Three-and-a-half-year-old Jo-Jo McBirney of Athens, Georgia, told reporters that he considers the Sanders’ campaign’s plans a validation of all he and his friends have fought for over the last two years. “Everyone knows Clinton won nearly four million more popular votes than Sanders, took six more states, and has 900 more delegates, but refusal to accept reality and insistence on having ‘our way’ are a staple of the ‘terrible twos and threes,’” said McBirney. “As I move into my preschool years, I’m proud to see they’ve now also become a permanent feature of American politics.”
Two-year-old Tiffany Gianina, who achieved cult status among her Prospect Park playdate friends after she kicked her mother nonstop in the shins for the entire length of the subway ride from mid-town Manhattan to Parkside Avenue in Brooklyn, said she was rethinking her entire approach to tantrums. “I always knew the key was to never give up,” she said, “but now it’s like when Emeril throws a fistful of pepper into the pot and screams ‘Bam!’ Sanders’ followers have ‘kicked it up’ to a whole new level of commitment.”
But not all toddlers are so congratulatory. Cleveland-born Benny Brakowitz, 28 months, had this comment: “I once screamed ‘No!’ 116 times in a row in a Starbuck’s in Shaker Heights, and my friends still talk about the time I flung myself on the floor of a Kroger market and fake-cried until the security guard had to carry me out. So what? Now all of that counts for nothing?

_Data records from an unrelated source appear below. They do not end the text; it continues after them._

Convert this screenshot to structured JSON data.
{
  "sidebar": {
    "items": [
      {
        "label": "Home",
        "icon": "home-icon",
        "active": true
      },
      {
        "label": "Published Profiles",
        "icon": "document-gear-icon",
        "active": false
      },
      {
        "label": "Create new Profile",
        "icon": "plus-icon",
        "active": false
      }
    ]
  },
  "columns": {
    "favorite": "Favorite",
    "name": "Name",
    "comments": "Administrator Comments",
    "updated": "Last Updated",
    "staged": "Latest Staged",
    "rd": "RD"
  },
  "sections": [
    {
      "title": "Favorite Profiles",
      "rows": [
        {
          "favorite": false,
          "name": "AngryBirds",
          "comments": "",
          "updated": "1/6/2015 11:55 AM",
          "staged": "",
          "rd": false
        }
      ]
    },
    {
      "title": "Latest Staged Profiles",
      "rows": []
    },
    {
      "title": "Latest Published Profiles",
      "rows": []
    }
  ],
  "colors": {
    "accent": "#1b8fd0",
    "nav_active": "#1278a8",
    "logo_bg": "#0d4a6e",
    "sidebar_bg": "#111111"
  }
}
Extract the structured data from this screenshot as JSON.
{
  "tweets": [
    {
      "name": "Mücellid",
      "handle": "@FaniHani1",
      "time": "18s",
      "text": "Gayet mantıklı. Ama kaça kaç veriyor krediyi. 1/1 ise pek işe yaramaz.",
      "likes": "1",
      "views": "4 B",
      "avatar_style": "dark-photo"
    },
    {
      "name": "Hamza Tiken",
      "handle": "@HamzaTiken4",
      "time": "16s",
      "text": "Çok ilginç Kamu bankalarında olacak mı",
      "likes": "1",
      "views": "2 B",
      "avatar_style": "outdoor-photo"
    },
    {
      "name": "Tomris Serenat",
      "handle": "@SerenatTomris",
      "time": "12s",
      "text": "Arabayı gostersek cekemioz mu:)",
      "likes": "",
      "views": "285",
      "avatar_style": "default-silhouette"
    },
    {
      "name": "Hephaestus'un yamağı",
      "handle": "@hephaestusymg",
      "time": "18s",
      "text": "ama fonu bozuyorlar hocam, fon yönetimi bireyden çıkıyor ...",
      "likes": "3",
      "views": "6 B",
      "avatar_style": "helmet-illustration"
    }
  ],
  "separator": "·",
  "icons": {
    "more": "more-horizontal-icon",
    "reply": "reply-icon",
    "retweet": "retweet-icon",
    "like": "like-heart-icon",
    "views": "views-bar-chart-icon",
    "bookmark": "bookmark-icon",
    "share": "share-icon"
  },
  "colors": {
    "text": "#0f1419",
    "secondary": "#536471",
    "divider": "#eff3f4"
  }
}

The Sanders campaign has a Twitter account, and I’m not even allowed to watch TV for more than two hours a day. Big deal!”